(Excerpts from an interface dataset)
# # # # # # #

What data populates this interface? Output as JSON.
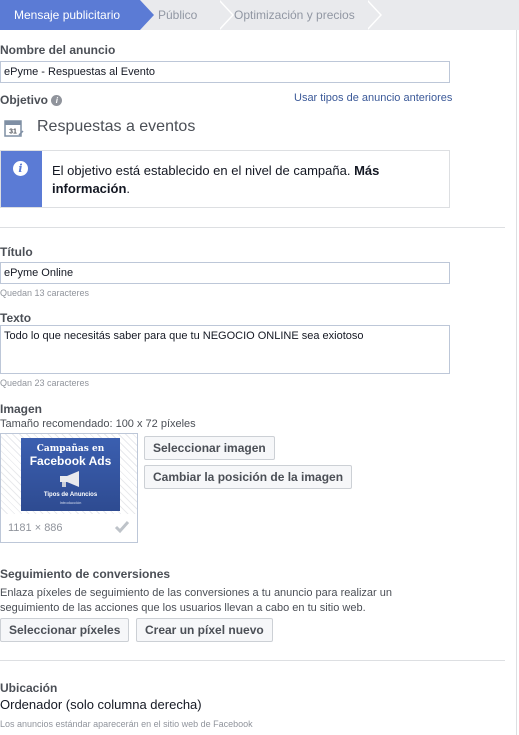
{
  "tabs": [
    {
      "label": "Mensaje publicitario"
    },
    {
      "label": "Público"
    },
    {
      "label": "Optimización y precios"
    }
  ],
  "ad_name": {
    "label": "Nombre del anuncio",
    "value": "ePyme - Respuestas al Evento"
  },
  "objective": {
    "label": "Objetivo",
    "link": "Usar tipos de anuncio anteriores",
    "value": "Respuestas a eventos",
    "icon": "calendar-icon",
    "notice_text": "El objetivo está establecido en el nivel de campaña.",
    "notice_link": "Más información"
  },
  "title_field": {
    "label": "Título",
    "value": "ePyme Online",
    "remaining": "Quedan 13 caracteres"
  },
  "text_field": {
    "label": "Texto",
    "value": "Todo lo que necesitás saber para que tu NEGOCIO ONLINE sea exiotoso",
    "remaining": "Quedan 23 caracteres"
  },
  "image": {
    "label": "Imagen",
    "recommended": "Tamaño recomendado: 100 x 72 píxeles",
    "thumb_line1": "Campañas en",
    "thumb_line2": "Facebook Ads",
    "thumb_line3": "Tipos de Anuncios",
    "thumb_line4": "Introducción",
    "dims": "1181 × 886",
    "select_button": "Seleccionar imagen",
    "reposition_button": "Cambiar la posición de la imagen"
  },
  "conversion": {
    "label": "Seguimiento de conversiones",
    "description": "Enlaza píxeles de seguimiento de las conversiones a tu anuncio para realizar un seguimiento de las acciones que los usuarios llevan a cabo en tu sitio web.",
    "select_button": "Seleccionar píxeles",
    "create_button": "Crear un píxel nuevo"
  },
  "placement": {
    "label": "Ubicación",
    "value": "Ordenador (solo columna derecha)",
    "hint": "Los anuncios estándar aparecerán en el sitio web de Facebook"
  },
  "colors": {
    "accent": "#5b7bd5",
    "link": "#3b5998"
  }
}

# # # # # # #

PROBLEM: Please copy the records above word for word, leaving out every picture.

EXPECTED ANSWER:
What data populates this interface? Output as JSON.
{
  "tabs": [
    {
      "label": "Mensaje publicitario"
    },
    {
      "label": "Público"
    },
    {
      "label": "Optimización y precios"
    }
  ],
  "ad_name": {
    "label": "Nombre del anuncio",
    "value": "ePyme - Respuestas al Evento"
  },
  "objective": {
    "label": "Objetivo",
    "link": "Usar tipos de anuncio anteriores",
    "value": "Respuestas a eventos",
    "icon": "calendar-icon",
    "notice_text": "El objetivo está establecido en el nivel de campaña.",
    "notice_link": "Más información"
  },
  "title_field": {
    "label": "Título",
    "value": "ePyme Online",
    "remaining": "Quedan 13 caracteres"
  },
  "text_field": {
    "label": "Texto",
    "value": "Todo lo que necesitás saber para que tu NEGOCIO ONLINE sea exiotoso",
    "remaining": "Quedan 23 caracteres"
  },
  "image": {
    "label": "Imagen",
    "recommended": "Tamaño recomendado: 100 x 72 píxeles",
    "thumb_line1": "Campañas en",
    "thumb_line2": "Facebook Ads",
    "thumb_line3": "Tipos de Anuncios",
    "thumb_line4": "Introducción",
    "dims": "1181 × 886",
    "select_button": "Seleccionar imagen",
    "reposition_button": "Cambiar la posición de la imagen"
  },
  "conversion": {
    "label": "Seguimiento de conversiones",
    "description": "Enlaza píxeles de seguimiento de las conversiones a tu anuncio para realizar un seguimiento de las acciones que los usuarios llevan a cabo en tu sitio web.",
    "select_button": "Seleccionar píxeles",
    "create_button": "Crear un píxel nuevo"
  },
  "placement": {
    "label": "Ubicación",
    "value": "Ordenador (solo columna derecha)",
    "hint": "Los anuncios estándar aparecerán en el sitio web de Facebook"
  },
  "colors": {
    "accent": "#5b7bd5",
    "link": "#3b5998"
  }
}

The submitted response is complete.